A typical example of the smaller scale bungalow adaptation of the Queen Anne style which became synonymous with the garden suburb ideal in the Edwardian period. A smaller work by Ussher and Kemp but illustrating the transfer of stone arcading to timber verandah form, which was influential in the popular market.

  • Seward House 2 Studley Avenue KEW 3101

"Grand in stature and glorious in detail, standing amidst elevated grounds (21,500 sqft) in prestigious Studley Park, 'Seward House' c1899 is one of celebrated architects' Ussher & Kemp's first commissions that set a magnificent precedent for a distinguished partnership. A rare offering on an expansive 1,998sqm allotment.[20]

  • Travancore, 608 Riversdale Rd Camberwell (1899)

This magnificent Federation Queen Anne residence is Ussher & Kemp at their glorious best masterfully merging with stunning contemporary enhancement.[21]

Other works The Professional Chambers building in Collins Street was designed for the Trustees of the Independent Church by Beverley Ussher of the firm Ussher and Kemp. The building was finished in 1908, the year Ussher died.

The three-storey red brick structure with attic is styled in a mode eclectically derived from Romanesque Revival, Gothic Revival, Elizabethan Revival and Queen Anne Revival architecture.

The construction is of tuck-pointed face red brick decorated with rendered cement dressings and a terra cotta tile roof. The Picturesque roof line with steep gable ends and tall clustered chimneys, the oriel windows and central round arch Romanesque entry with foliated decoration together produces a bold facade to Collins Street.

The design reflects Ussher's preoccupation with the Picturesque domestic revival in Victoria and has links with the so-called Queen Anne Revival style in England.[22]

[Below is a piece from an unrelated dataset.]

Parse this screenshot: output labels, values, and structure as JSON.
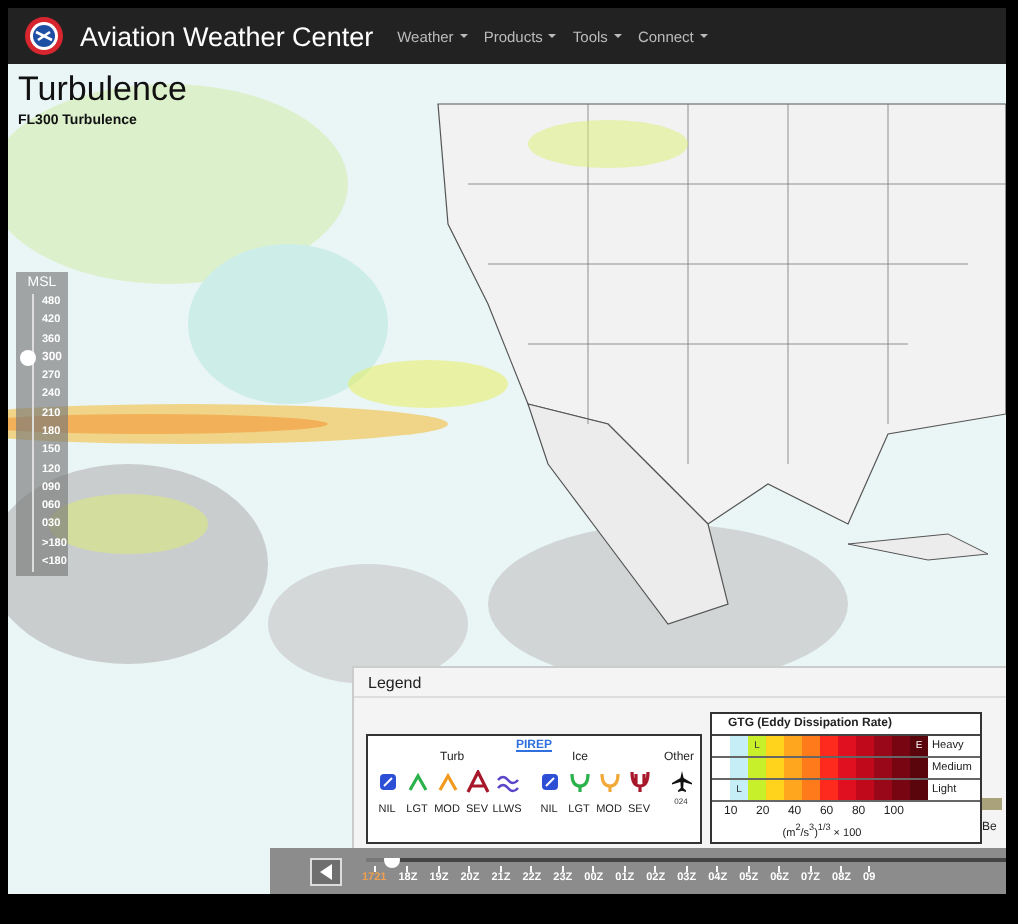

Plea:"These pictures are indicative, please help to upload pictures of the houses listed above."

See alsoEdit


  1. ^ Encyclopedia of Australian Architecture: p.726 'Ussher and Kemp'
  2. ^ Encyclopedia of Australian Architecture: p.128 'Walter Butler'
  3. ^ "Answers - The Most Trusted Place for Answering Life's Questions".
  4. ^ "Archived copy" (PDF). Archived from the original (PDF) on 26 March 2012. Retrieved 26 January 2013.CS1 maint: archived copy as title (link)
  5. ^ Tibbits, George. Australian Dictionary of Biography. National Centre of Biography, Australian National University – via Australian Dictionary of Biography.
  6. ^ 'The so-called 'Melbourne domestic Queen Anne', by George Tibbits in Historic Environment, Vol.2, no. 2, 1982
  7. ^ City of Malvern Heritage Study, Appendix One, architects of Malvern
  8. ^ [1]
  9. ^ "page 5.08.6" (PDF). Archived from the original (PDF) on 9 April 2013. Retrieved 29 January 2013.
  10. ^ "Australian Heritage Database". Retrieved 18 June 2018.
  11. ^ "404". Archived from the original on 19 June 2018. Retrieved 6 November 2018.
  12. ^ The Building and Engineering Journal, 8.184, 9 January 1892,p. 14 (Ussher’s Cottage by the Sea).
  13. ^ [2]
  14. ^ "Archived copy". Archived from the original on 4 March 2016. Retrieved 26 January 2013.CS1 maint: archived copy as title (link)
  15. ^ Henry Hardie Kemp, architect (18 June 2018). "[The Gables, 15 Finch Street, East Malvern] [picture]/ Henry Hardie Kemp" – via
  16. ^ a b c Camberwell Conservation Study 1991 p 40
  17. ^ "Australian Heritage Database".
  18. ^ "Australian Heritage Database".
  19. ^ "Australian Heritage Database".
  20. ^ "Archived copy". Archived from the original on 3 March 2016. Retrieved 26 January 2013.CS1 maint: archived copy as title (link)
  21. ^ [3][permanent dead link]
  22. ^ "Archived copy". Archived from the original on 7 May 2013. Retrieved 26 January 2013.CS1 maint: archived copy as title (link)

External linksEdit